◆ BRIEF: Whenever a line in the data below includes the string "items", copy it out.

Top of AVAILABLE RECORDS

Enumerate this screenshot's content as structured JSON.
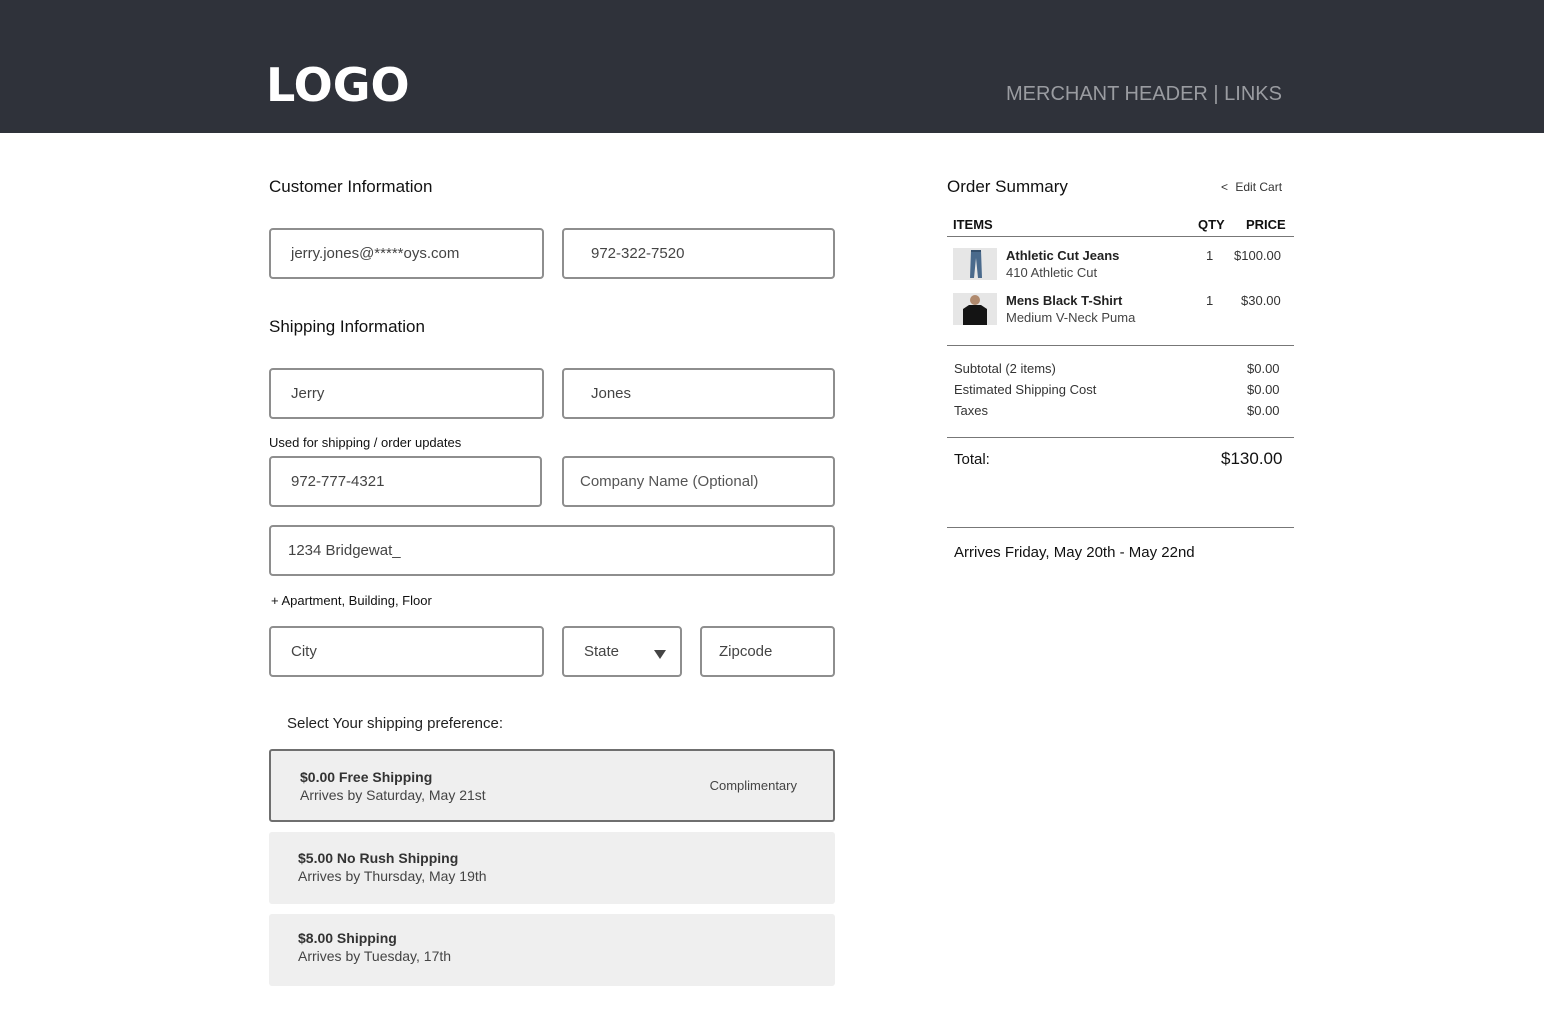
{
  "header": {
    "logo": "LOGO",
    "merchant_links": "MERCHANT HEADER | LINKS"
  },
  "customer": {
    "title": "Customer Information",
    "email": "jerry.jones@*****oys.com",
    "phone": "972-322-7520"
  },
  "shipping": {
    "title": "Shipping Information",
    "first_name": "Jerry",
    "last_name": "Jones",
    "phone_note": "Used for shipping / order updates",
    "phone": "972-777-4321",
    "company_placeholder": "Company Name (Optional)",
    "address": "1234 Bridgewat_",
    "add_apartment": "+ Apartment, Building, Floor",
    "city_placeholder": "City",
    "state_selected": "State",
    "zip_placeholder": "Zipcode"
  },
  "shipping_pref": {
    "title": "Select Your shipping preference:",
    "options": [
      {
        "title": "$0.00 Free Shipping",
        "subtitle": "Arrives by Saturday, May 21st",
        "tag": "Complimentary",
        "selected": true
      },
      {
        "title": "$5.00 No Rush Shipping",
        "subtitle": "Arrives by Thursday, May 19th",
        "tag": "",
        "selected": false
      },
      {
        "title": "$8.00 Shipping",
        "subtitle": "Arrives by Tuesday, 17th",
        "tag": "",
        "selected": false
      }
    ]
  },
  "summary": {
    "title": "Order Summary",
    "edit_cart_icon": "<",
    "edit_cart": "Edit Cart",
    "columns": {
      "items": "ITEMS",
      "qty": "QTY",
      "price": "PRICE"
    },
    "items": [
      {
        "name": "Athletic Cut Jeans",
        "variant": "410 Athletic Cut",
        "qty": "1",
        "price": "$100.00",
        "thumb_icon": "jeans-thumbnail"
      },
      {
        "name": "Mens Black T-Shirt",
        "variant": "Medium V-Neck Puma",
        "qty": "1",
        "price": "$30.00",
        "thumb_icon": "tshirt-thumbnail"
      }
    ],
    "lines": [
      {
        "label": "Subtotal (2 items)",
        "value": "$0.00"
      },
      {
        "label": "Estimated Shipping Cost",
        "value": "$0.00"
      },
      {
        "label": "Taxes",
        "value": "$0.00"
      }
    ],
    "total_label": "Total:",
    "total_value": "$130.00",
    "arrival": "Arrives Friday, May 20th - May 22nd"
  },
  "colors": {
    "header_bg": "#2f323a",
    "option_bg": "#efefef",
    "field_border": "#8e8e8e"
  }
}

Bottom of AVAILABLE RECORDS

◆ PROBLEM SOLUTION:
      "items": "ITEMS",
    "items": [
        "label": "Subtotal (2 items)",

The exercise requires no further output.